## ASSIGNMENT
Each line that contains the string "this" counts once; report how many such lines appear in the data, as a number only.

## SUPPLIED RECORDS
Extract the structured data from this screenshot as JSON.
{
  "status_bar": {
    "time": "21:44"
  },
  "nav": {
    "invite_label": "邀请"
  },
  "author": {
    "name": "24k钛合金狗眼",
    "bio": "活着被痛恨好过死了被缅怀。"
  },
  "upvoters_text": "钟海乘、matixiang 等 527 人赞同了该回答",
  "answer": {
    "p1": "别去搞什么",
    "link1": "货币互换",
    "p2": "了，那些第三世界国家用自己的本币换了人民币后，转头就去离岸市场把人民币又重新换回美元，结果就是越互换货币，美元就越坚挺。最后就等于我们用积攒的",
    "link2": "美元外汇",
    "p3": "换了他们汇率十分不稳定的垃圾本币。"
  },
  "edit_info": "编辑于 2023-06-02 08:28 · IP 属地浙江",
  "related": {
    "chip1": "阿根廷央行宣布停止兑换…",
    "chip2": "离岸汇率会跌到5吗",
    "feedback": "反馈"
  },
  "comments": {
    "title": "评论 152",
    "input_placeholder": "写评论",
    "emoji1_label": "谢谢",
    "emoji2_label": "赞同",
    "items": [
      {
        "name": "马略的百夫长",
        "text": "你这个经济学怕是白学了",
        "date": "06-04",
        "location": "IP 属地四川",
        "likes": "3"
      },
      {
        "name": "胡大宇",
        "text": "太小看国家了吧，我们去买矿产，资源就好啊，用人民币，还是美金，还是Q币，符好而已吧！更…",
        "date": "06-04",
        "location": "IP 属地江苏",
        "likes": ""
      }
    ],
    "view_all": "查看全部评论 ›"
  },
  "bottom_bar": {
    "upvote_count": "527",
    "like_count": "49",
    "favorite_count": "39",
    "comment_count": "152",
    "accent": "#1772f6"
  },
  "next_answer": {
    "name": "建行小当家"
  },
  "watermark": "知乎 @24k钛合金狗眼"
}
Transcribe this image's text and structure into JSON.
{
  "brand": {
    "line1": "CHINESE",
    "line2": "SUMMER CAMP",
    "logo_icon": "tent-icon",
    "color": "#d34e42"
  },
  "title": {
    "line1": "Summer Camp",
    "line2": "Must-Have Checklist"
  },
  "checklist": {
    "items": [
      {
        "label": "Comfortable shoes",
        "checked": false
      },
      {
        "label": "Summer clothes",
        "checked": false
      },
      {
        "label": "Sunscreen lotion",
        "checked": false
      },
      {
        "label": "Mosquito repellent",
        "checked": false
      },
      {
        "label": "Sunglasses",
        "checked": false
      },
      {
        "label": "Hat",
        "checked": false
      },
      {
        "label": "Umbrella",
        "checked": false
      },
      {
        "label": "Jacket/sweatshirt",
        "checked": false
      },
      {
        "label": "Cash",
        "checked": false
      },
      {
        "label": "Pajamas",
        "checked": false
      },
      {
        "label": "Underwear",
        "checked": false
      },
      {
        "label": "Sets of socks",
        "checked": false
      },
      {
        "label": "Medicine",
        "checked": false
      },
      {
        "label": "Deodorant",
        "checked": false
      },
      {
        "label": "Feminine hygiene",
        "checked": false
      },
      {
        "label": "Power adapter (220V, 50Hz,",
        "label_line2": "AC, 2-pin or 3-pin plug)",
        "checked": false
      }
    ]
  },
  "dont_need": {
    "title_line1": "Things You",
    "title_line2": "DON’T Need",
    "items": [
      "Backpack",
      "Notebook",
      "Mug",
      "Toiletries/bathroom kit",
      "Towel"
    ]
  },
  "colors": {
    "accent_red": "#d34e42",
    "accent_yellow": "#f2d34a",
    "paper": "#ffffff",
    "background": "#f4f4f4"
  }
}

## FINAL ANSWER
2